4. Communications Plan
Connecting people with what you’re doing, and why, is crucial. You need to consider how you will engage your team from the start, keep reminding them why you are supporting good causes throughout the plan, communicate the progress you make, and show and celebrate the results of their efforts. Build patient and external communications into the plan, but ensure your stories and updates done from a humble perspective, pointing people to the cause you’re supporting, and the efforts your team are making.

5. Management
Finally, any good charity and community plan needs to maintain momentum. Part of this is making sure your communications plan keeps people engaged, informed and motivated. But ensuring your plans remain on track by managing them effectively is important too. As the old adage goes ‘what gets measured gets done’. So make sure there are targets and deadlines for your plans. One large corporate I worked with added the charity fundraising target to their Board KPIs – ensuring it would get done.

Having a good CSR strategy in place impacts all round your business – marketing, team attraction and retention, building patient trust and your reputation.

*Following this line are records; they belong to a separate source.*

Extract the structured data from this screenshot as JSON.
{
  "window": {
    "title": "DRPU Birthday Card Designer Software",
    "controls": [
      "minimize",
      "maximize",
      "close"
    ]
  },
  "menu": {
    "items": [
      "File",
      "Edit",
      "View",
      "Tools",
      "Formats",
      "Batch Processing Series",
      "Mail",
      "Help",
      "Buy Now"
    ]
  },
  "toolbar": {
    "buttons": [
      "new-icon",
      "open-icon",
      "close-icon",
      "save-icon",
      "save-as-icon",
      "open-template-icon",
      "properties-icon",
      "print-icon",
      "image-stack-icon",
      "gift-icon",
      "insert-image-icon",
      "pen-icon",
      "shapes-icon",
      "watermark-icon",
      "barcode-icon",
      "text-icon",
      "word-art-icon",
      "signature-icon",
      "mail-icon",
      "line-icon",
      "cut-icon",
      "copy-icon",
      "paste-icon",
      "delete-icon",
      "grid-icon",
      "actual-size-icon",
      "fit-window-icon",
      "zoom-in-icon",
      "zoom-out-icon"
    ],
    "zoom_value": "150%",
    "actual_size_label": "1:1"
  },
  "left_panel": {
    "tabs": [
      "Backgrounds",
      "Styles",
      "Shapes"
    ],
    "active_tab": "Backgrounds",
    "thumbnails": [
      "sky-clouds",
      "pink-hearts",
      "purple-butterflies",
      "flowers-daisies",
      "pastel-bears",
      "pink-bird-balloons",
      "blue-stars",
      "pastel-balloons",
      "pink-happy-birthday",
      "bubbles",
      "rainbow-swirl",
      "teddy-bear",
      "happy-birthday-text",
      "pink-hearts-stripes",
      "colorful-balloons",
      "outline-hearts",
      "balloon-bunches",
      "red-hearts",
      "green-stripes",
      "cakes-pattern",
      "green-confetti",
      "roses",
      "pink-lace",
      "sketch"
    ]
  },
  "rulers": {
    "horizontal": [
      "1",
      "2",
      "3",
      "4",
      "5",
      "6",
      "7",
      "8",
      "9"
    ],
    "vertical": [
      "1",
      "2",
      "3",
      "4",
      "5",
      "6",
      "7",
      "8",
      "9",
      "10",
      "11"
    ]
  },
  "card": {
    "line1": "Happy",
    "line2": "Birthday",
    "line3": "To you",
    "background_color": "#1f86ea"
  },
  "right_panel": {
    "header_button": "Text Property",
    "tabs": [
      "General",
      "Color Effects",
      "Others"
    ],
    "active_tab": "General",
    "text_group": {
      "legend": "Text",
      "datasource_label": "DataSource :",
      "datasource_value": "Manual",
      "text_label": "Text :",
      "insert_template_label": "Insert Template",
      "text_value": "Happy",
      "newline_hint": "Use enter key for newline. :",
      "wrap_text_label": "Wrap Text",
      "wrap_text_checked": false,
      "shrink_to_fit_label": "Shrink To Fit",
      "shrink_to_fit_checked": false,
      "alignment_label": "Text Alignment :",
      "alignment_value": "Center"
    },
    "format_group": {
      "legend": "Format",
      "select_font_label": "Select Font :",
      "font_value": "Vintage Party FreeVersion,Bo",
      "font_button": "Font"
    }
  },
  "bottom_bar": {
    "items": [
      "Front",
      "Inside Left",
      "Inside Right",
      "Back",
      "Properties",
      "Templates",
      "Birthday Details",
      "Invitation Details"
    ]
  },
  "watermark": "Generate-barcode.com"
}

To ensure that your good intention results in some quality outcomes, make sure you’ve got a plan, however simple, to connect your cause with your activity, communicate it well, and manage it intentionally.